# EXERCISE INSTRUCTIONS:
Write out word for word the lines from the one holding "Give me the" through the end of the data, and only those lines. Pictures stay out.

# PROVIDED ENTRIES:
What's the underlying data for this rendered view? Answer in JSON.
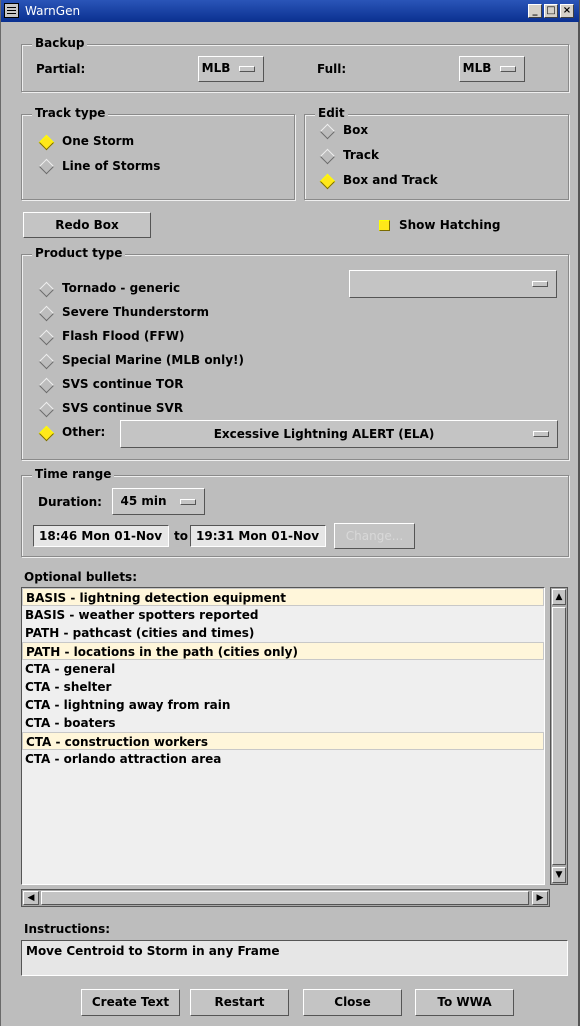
{
  "window": {
    "title": "WarnGen"
  },
  "backup": {
    "legend": "Backup",
    "partial_label": "Partial:",
    "partial_value": "MLB",
    "full_label": "Full:",
    "full_value": "MLB"
  },
  "track_type": {
    "legend": "Track type",
    "options": [
      {
        "label": "One Storm",
        "selected": true
      },
      {
        "label": "Line of Storms",
        "selected": false
      }
    ]
  },
  "edit": {
    "legend": "Edit",
    "options": [
      {
        "label": "Box",
        "selected": false
      },
      {
        "label": "Track",
        "selected": false
      },
      {
        "label": "Box and Track",
        "selected": true
      }
    ]
  },
  "redo_box_label": "Redo Box",
  "show_hatching": {
    "label": "Show Hatching",
    "checked": true
  },
  "product_type": {
    "legend": "Product type",
    "options": [
      {
        "label": "Tornado - generic",
        "selected": false
      },
      {
        "label": "Severe Thunderstorm",
        "selected": false
      },
      {
        "label": "Flash Flood (FFW)",
        "selected": false
      },
      {
        "label": "Special Marine  (MLB only!)",
        "selected": false
      },
      {
        "label": "SVS continue TOR",
        "selected": false
      },
      {
        "label": "SVS continue SVR",
        "selected": false
      },
      {
        "label": "Other:",
        "selected": true
      }
    ],
    "secondary_select": "",
    "other_select": "Excessive Lightning ALERT (ELA)"
  },
  "time_range": {
    "legend": "Time range",
    "duration_label": "Duration:",
    "duration_value": "45 min",
    "start": "18:46 Mon 01-Nov",
    "to_label": "to",
    "end": "19:31 Mon 01-Nov",
    "change_label": "Change..."
  },
  "bullets": {
    "label": "Optional bullets:",
    "items": [
      {
        "text": "BASIS - lightning detection equipment",
        "highlighted": true
      },
      {
        "text": "BASIS - weather spotters reported",
        "highlighted": false
      },
      {
        "text": "PATH - pathcast (cities and times)",
        "highlighted": false
      },
      {
        "text": "PATH - locations in the path (cities only)",
        "highlighted": true
      },
      {
        "text": "CTA - general",
        "highlighted": false
      },
      {
        "text": "CTA - shelter",
        "highlighted": false
      },
      {
        "text": "CTA - lightning away from rain",
        "highlighted": false
      },
      {
        "text": "CTA - boaters",
        "highlighted": false
      },
      {
        "text": "CTA - construction workers",
        "highlighted": true
      },
      {
        "text": "CTA - orlando attraction area",
        "highlighted": false
      }
    ]
  },
  "instructions": {
    "label": "Instructions:",
    "text": "Move Centroid to Storm in any Frame"
  },
  "buttons": {
    "create_text": "Create Text",
    "restart": "Restart",
    "close": "Close",
    "to_wwa": "To WWA"
  },
  "colors": {
    "titlebar": "#0a3090",
    "selected": "#ffe81a",
    "highlight_row": "#fff6da"
  }
}
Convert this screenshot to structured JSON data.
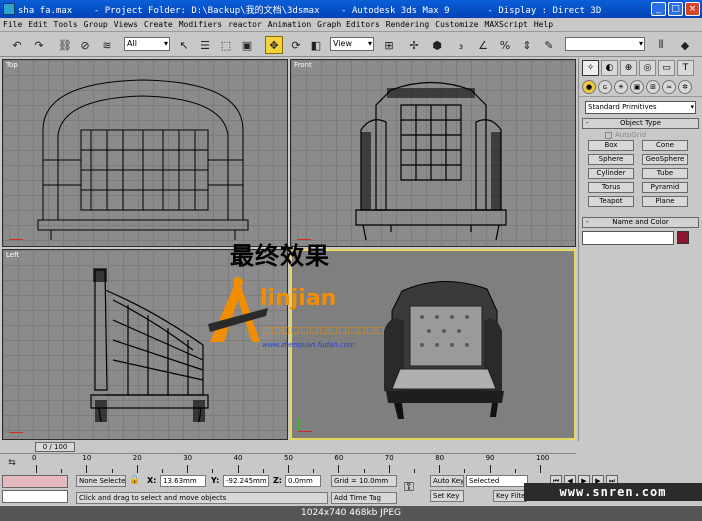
{
  "window": {
    "title": "sha fa.max    - Project Folder: D:\\Backup\\我的文档\\3dsmax    - Autodesk 3ds Max 9       - Display : Direct 3D",
    "min_label": "_",
    "max_label": "□",
    "close_label": "×"
  },
  "menu": [
    "File",
    "Edit",
    "Tools",
    "Group",
    "Views",
    "Create",
    "Modifiers",
    "reactor",
    "Animation",
    "Graph Editors",
    "Rendering",
    "Customize",
    "MAXScript",
    "Help"
  ],
  "toolbar": {
    "selection_filter": "All",
    "reference_coord": "View",
    "named_selection": ""
  },
  "viewports": {
    "top": "Top",
    "front": "Front",
    "left": "Left",
    "perspective": ""
  },
  "overlay": {
    "headline": "最终效果",
    "logo_text": "linjian",
    "logo_sub": "□□□□□□□□□□□□□",
    "logo_url": "www.zhenquan.fudan.com"
  },
  "command_panel": {
    "category": "Standard Primitives",
    "object_type_title": "Object Type",
    "autogrid": "AutoGrid",
    "buttons": [
      "Box",
      "Cone",
      "Sphere",
      "GeoSphere",
      "Cylinder",
      "Tube",
      "Torus",
      "Pyramid",
      "Teapot",
      "Plane"
    ],
    "name_color_title": "Name and Color",
    "object_color": "#8a1630"
  },
  "timeline": {
    "frame_display": "0 / 100",
    "ticks": [
      "0",
      "10",
      "20",
      "30",
      "40",
      "50",
      "60",
      "70",
      "80",
      "90",
      "100"
    ]
  },
  "status": {
    "selection": "None Selecte",
    "x_label": "X:",
    "x_value": "13.63mm",
    "y_label": "Y:",
    "y_value": "-92.245mm",
    "z_label": "Z:",
    "z_value": "0.0mm",
    "grid": "Grid = 10.0mm",
    "prompt": "Click and drag to select and move objects",
    "add_time_tag": "Add Time Tag",
    "auto_key": "Auto Key",
    "selected": "Selected",
    "set_key": "Set Key",
    "key_filters": "Key Filte"
  },
  "watermark": "www.snren.com",
  "caption": "1024x740  468kb  JPEG"
}
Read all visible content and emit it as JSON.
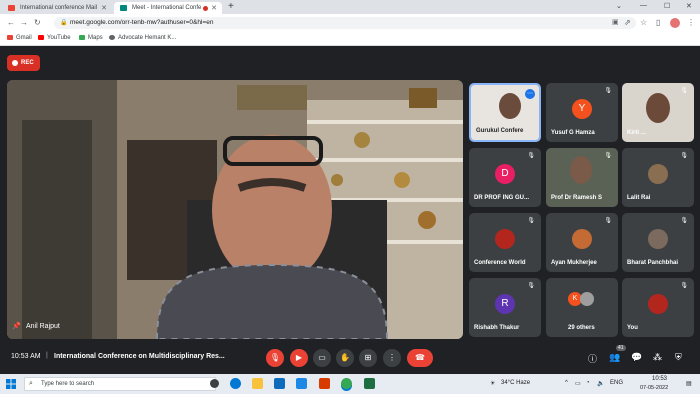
{
  "browser": {
    "tabs": [
      {
        "title": "International conference Mail",
        "favicon_color": "#ea4335"
      },
      {
        "title": "Meet - International Confe",
        "favicon_color": "#00897b"
      }
    ],
    "new_tab": "+",
    "url": "meet.google.com/orr-tenb-mw?authuser=0&hl=en",
    "bookmarks": [
      {
        "label": "Gmail",
        "color": "#ea4335"
      },
      {
        "label": "YouTube",
        "color": "#ff0000"
      },
      {
        "label": "Maps",
        "color": "#34a853"
      },
      {
        "label": "Advocate Hemant K...",
        "color": "#5f6368"
      }
    ]
  },
  "meet": {
    "rec_label": "REC",
    "main_speaker": "Anil Rajput",
    "participants": [
      {
        "name": "Gurukul Confere",
        "type": "video",
        "muted": false
      },
      {
        "name": "Yusuf G Hamza",
        "type": "initial",
        "initial": "Y",
        "color": "#f4511e",
        "muted": true
      },
      {
        "name": "Kirti ...",
        "type": "video",
        "muted": true
      },
      {
        "name": "DR PROF ING GU...",
        "type": "initial",
        "initial": "D",
        "color": "#e91e63",
        "muted": true
      },
      {
        "name": "Prof Dr Ramesh S",
        "type": "video",
        "muted": true
      },
      {
        "name": "Lalit Rai",
        "type": "photo",
        "muted": true
      },
      {
        "name": "Conference World",
        "type": "photo",
        "muted": true
      },
      {
        "name": "Ayan Mukherjee",
        "type": "photo",
        "muted": true
      },
      {
        "name": "Bharat Panchbhai",
        "type": "photo",
        "muted": true
      },
      {
        "name": "Rishabh Thakur",
        "type": "initial",
        "initial": "R",
        "color": "#5e35b1",
        "muted": true
      },
      {
        "name": "29 others",
        "type": "others",
        "initial": "K",
        "color": "#f4511e",
        "muted": false
      },
      {
        "name": "You",
        "type": "photo",
        "muted": true
      }
    ],
    "time": "10:53 AM",
    "meeting_title": "International Conference on Multidisciplinary Res...",
    "people_count": "41"
  },
  "taskbar": {
    "search_placeholder": "Type here to search",
    "weather": "34°C  Haze",
    "lang": "ENG",
    "clock_time": "10:53",
    "clock_date": "07-05-2022"
  }
}
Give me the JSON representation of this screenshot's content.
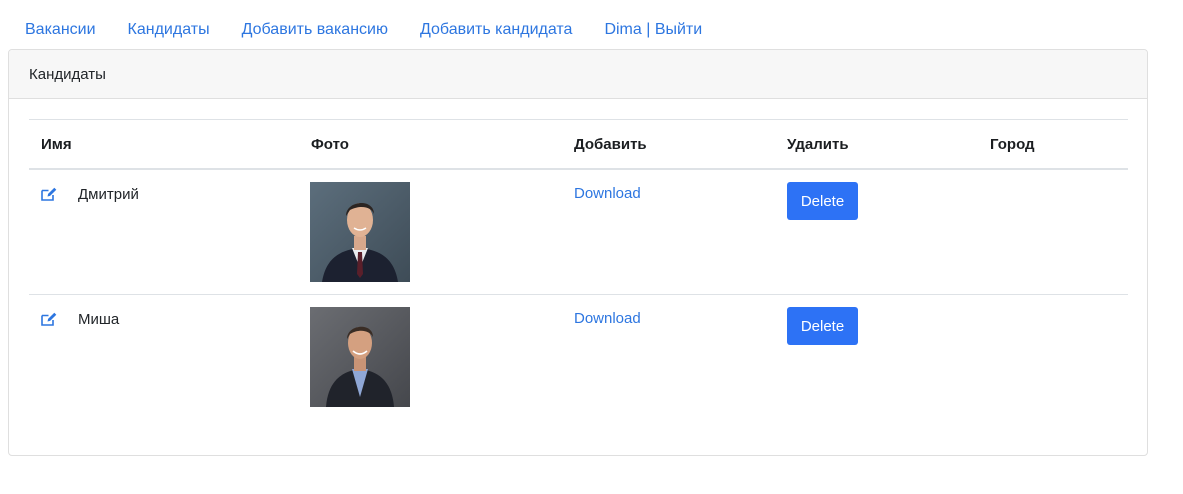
{
  "nav": {
    "items": [
      {
        "label": "Вакансии"
      },
      {
        "label": "Кандидаты"
      },
      {
        "label": "Добавить вакансию"
      },
      {
        "label": "Добавить кандидата"
      },
      {
        "label": "Dima | Выйти"
      }
    ]
  },
  "card": {
    "title": "Кандидаты"
  },
  "table": {
    "headers": [
      "Имя",
      "Фото",
      "Добавить",
      "Удалить",
      "Город"
    ],
    "rows": [
      {
        "name": "Дмитрий",
        "download_label": "Download",
        "delete_label": "Delete",
        "city": ""
      },
      {
        "name": "Миша",
        "download_label": "Download",
        "delete_label": "Delete",
        "city": ""
      }
    ]
  },
  "colors": {
    "link": "#2d76e0",
    "button": "#2d72f5",
    "header_bg": "#f7f7f7"
  },
  "icons": {
    "edit": "edit-icon",
    "photo": "person-photo"
  }
}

# RESULT BELOW:
Give me the JSON representation of this screenshot's content.
{
  "nav": {
    "items": [
      {
        "label": "Вакансии"
      },
      {
        "label": "Кандидаты"
      },
      {
        "label": "Добавить вакансию"
      },
      {
        "label": "Добавить кандидата"
      },
      {
        "label": "Dima | Выйти"
      }
    ]
  },
  "card": {
    "title": "Кандидаты"
  },
  "table": {
    "headers": [
      "Имя",
      "Фото",
      "Добавить",
      "Удалить",
      "Город"
    ],
    "rows": [
      {
        "name": "Дмитрий",
        "download_label": "Download",
        "delete_label": "Delete",
        "city": ""
      },
      {
        "name": "Миша",
        "download_label": "Download",
        "delete_label": "Delete",
        "city": ""
      }
    ]
  },
  "colors": {
    "link": "#2d76e0",
    "button": "#2d72f5",
    "header_bg": "#f7f7f7"
  },
  "icons": {
    "edit": "edit-icon",
    "photo": "person-photo"
  }
}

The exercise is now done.